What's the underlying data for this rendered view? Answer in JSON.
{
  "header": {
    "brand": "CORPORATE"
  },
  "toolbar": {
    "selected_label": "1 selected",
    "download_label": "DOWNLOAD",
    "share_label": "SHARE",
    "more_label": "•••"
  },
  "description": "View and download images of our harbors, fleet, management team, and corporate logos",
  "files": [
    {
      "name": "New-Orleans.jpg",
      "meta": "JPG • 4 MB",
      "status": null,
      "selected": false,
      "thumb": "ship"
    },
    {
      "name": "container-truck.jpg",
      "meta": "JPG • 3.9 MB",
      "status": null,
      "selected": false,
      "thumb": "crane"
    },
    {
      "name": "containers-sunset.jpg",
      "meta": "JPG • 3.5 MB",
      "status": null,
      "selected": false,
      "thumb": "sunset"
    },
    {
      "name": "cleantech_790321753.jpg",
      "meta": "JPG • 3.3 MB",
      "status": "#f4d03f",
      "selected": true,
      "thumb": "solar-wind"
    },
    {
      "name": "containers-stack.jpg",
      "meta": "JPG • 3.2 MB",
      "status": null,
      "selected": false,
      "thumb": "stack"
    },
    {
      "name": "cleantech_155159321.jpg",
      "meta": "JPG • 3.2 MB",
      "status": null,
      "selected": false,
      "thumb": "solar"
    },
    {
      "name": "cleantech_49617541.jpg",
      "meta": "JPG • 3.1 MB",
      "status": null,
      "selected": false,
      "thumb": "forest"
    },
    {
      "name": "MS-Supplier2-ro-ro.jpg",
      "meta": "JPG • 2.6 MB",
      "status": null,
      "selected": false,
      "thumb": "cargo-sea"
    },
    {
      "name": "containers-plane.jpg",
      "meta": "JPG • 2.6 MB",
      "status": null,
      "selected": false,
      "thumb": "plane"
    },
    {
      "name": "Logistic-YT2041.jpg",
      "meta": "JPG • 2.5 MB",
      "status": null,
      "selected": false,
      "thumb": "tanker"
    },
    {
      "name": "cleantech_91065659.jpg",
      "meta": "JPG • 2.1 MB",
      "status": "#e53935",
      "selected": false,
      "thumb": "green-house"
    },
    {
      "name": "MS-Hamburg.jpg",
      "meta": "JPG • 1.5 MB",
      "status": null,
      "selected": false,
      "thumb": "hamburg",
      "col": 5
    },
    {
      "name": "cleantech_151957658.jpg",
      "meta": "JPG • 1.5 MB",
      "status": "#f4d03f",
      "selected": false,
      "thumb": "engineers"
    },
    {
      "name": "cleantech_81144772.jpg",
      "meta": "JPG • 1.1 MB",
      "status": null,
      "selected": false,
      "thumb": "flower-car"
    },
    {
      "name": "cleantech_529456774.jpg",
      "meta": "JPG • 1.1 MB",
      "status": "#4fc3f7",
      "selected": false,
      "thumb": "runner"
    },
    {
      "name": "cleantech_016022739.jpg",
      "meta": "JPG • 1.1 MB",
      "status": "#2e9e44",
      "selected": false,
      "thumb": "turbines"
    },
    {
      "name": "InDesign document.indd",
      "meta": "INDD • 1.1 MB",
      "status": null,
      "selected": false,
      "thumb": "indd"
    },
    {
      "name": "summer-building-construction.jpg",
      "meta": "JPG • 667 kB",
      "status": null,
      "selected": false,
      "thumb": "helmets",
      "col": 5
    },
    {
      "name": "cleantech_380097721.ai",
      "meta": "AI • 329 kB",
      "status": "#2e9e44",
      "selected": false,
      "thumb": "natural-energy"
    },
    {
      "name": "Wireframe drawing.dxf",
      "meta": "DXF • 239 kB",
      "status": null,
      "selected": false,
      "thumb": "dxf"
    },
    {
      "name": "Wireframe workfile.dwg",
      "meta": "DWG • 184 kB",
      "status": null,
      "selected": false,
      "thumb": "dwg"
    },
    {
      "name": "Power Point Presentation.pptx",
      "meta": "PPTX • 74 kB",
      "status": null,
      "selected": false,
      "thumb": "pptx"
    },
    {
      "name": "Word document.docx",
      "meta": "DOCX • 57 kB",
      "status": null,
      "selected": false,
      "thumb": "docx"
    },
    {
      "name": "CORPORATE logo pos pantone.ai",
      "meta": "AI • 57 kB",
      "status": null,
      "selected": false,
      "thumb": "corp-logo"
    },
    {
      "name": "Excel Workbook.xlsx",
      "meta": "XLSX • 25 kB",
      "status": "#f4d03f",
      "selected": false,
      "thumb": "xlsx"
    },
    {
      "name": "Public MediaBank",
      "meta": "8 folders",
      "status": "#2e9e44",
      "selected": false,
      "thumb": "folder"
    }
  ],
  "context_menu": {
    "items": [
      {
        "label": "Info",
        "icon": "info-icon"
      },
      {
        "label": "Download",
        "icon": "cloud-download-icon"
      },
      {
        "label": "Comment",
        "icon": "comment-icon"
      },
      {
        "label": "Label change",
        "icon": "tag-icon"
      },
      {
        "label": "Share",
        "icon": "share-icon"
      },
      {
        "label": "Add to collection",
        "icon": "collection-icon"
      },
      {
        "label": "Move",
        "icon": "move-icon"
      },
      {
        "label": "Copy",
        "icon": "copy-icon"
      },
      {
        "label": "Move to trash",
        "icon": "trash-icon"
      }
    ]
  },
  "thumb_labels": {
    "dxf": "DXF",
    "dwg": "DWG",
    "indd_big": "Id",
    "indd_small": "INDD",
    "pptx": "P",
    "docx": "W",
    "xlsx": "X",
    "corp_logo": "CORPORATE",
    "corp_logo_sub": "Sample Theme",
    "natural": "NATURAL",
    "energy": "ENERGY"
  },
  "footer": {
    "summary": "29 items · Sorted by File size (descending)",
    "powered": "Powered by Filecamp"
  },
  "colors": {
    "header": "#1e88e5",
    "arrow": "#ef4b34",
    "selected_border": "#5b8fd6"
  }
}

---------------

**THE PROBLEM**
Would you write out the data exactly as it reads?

**EXPECTED ANSWER**
What's the underlying data for this rendered view? Answer in JSON.
{
  "header": {
    "brand": "CORPORATE"
  },
  "toolbar": {
    "selected_label": "1 selected",
    "download_label": "DOWNLOAD",
    "share_label": "SHARE",
    "more_label": "•••"
  },
  "description": "View and download images of our harbors, fleet, management team, and corporate logos",
  "files": [
    {
      "name": "New-Orleans.jpg",
      "meta": "JPG • 4 MB",
      "status": null,
      "selected": false,
      "thumb": "ship"
    },
    {
      "name": "container-truck.jpg",
      "meta": "JPG • 3.9 MB",
      "status": null,
      "selected": false,
      "thumb": "crane"
    },
    {
      "name": "containers-sunset.jpg",
      "meta": "JPG • 3.5 MB",
      "status": null,
      "selected": false,
      "thumb": "sunset"
    },
    {
      "name": "cleantech_790321753.jpg",
      "meta": "JPG • 3.3 MB",
      "status": "#f4d03f",
      "selected": true,
      "thumb": "solar-wind"
    },
    {
      "name": "containers-stack.jpg",
      "meta": "JPG • 3.2 MB",
      "status": null,
      "selected": false,
      "thumb": "stack"
    },
    {
      "name": "cleantech_155159321.jpg",
      "meta": "JPG • 3.2 MB",
      "status": null,
      "selected": false,
      "thumb": "solar"
    },
    {
      "name": "cleantech_49617541.jpg",
      "meta": "JPG • 3.1 MB",
      "status": null,
      "selected": false,
      "thumb": "forest"
    },
    {
      "name": "MS-Supplier2-ro-ro.jpg",
      "meta": "JPG • 2.6 MB",
      "status": null,
      "selected": false,
      "thumb": "cargo-sea"
    },
    {
      "name": "containers-plane.jpg",
      "meta": "JPG • 2.6 MB",
      "status": null,
      "selected": false,
      "thumb": "plane"
    },
    {
      "name": "Logistic-YT2041.jpg",
      "meta": "JPG • 2.5 MB",
      "status": null,
      "selected": false,
      "thumb": "tanker"
    },
    {
      "name": "cleantech_91065659.jpg",
      "meta": "JPG • 2.1 MB",
      "status": "#e53935",
      "selected": false,
      "thumb": "green-house"
    },
    {
      "name": "MS-Hamburg.jpg",
      "meta": "JPG • 1.5 MB",
      "status": null,
      "selected": false,
      "thumb": "hamburg",
      "col": 5
    },
    {
      "name": "cleantech_151957658.jpg",
      "meta": "JPG • 1.5 MB",
      "status": "#f4d03f",
      "selected": false,
      "thumb": "engineers"
    },
    {
      "name": "cleantech_81144772.jpg",
      "meta": "JPG • 1.1 MB",
      "status": null,
      "selected": false,
      "thumb": "flower-car"
    },
    {
      "name": "cleantech_529456774.jpg",
      "meta": "JPG • 1.1 MB",
      "status": "#4fc3f7",
      "selected": false,
      "thumb": "runner"
    },
    {
      "name": "cleantech_016022739.jpg",
      "meta": "JPG • 1.1 MB",
      "status": "#2e9e44",
      "selected": false,
      "thumb": "turbines"
    },
    {
      "name": "InDesign document.indd",
      "meta": "INDD • 1.1 MB",
      "status": null,
      "selected": false,
      "thumb": "indd"
    },
    {
      "name": "summer-building-construction.jpg",
      "meta": "JPG • 667 kB",
      "status": null,
      "selected": false,
      "thumb": "helmets",
      "col": 5
    },
    {
      "name": "cleantech_380097721.ai",
      "meta": "AI • 329 kB",
      "status": "#2e9e44",
      "selected": false,
      "thumb": "natural-energy"
    },
    {
      "name": "Wireframe drawing.dxf",
      "meta": "DXF • 239 kB",
      "status": null,
      "selected": false,
      "thumb": "dxf"
    },
    {
      "name": "Wireframe workfile.dwg",
      "meta": "DWG • 184 kB",
      "status": null,
      "selected": false,
      "thumb": "dwg"
    },
    {
      "name": "Power Point Presentation.pptx",
      "meta": "PPTX • 74 kB",
      "status": null,
      "selected": false,
      "thumb": "pptx"
    },
    {
      "name": "Word document.docx",
      "meta": "DOCX • 57 kB",
      "status": null,
      "selected": false,
      "thumb": "docx"
    },
    {
      "name": "CORPORATE logo pos pantone.ai",
      "meta": "AI • 57 kB",
      "status": null,
      "selected": false,
      "thumb": "corp-logo"
    },
    {
      "name": "Excel Workbook.xlsx",
      "meta": "XLSX • 25 kB",
      "status": "#f4d03f",
      "selected": false,
      "thumb": "xlsx"
    },
    {
      "name": "Public MediaBank",
      "meta": "8 folders",
      "status": "#2e9e44",
      "selected": false,
      "thumb": "folder"
    }
  ],
  "context_menu": {
    "items": [
      {
        "label": "Info",
        "icon": "info-icon"
      },
      {
        "label": "Download",
        "icon": "cloud-download-icon"
      },
      {
        "label": "Comment",
        "icon": "comment-icon"
      },
      {
        "label": "Label change",
        "icon": "tag-icon"
      },
      {
        "label": "Share",
        "icon": "share-icon"
      },
      {
        "label": "Add to collection",
        "icon": "collection-icon"
      },
      {
        "label": "Move",
        "icon": "move-icon"
      },
      {
        "label": "Copy",
        "icon": "copy-icon"
      },
      {
        "label": "Move to trash",
        "icon": "trash-icon"
      }
    ]
  },
  "thumb_labels": {
    "dxf": "DXF",
    "dwg": "DWG",
    "indd_big": "Id",
    "indd_small": "INDD",
    "pptx": "P",
    "docx": "W",
    "xlsx": "X",
    "corp_logo": "CORPORATE",
    "corp_logo_sub": "Sample Theme",
    "natural": "NATURAL",
    "energy": "ENERGY"
  },
  "footer": {
    "summary": "29 items · Sorted by File size (descending)",
    "powered": "Powered by Filecamp"
  },
  "colors": {
    "header": "#1e88e5",
    "arrow": "#ef4b34",
    "selected_border": "#5b8fd6"
  }
}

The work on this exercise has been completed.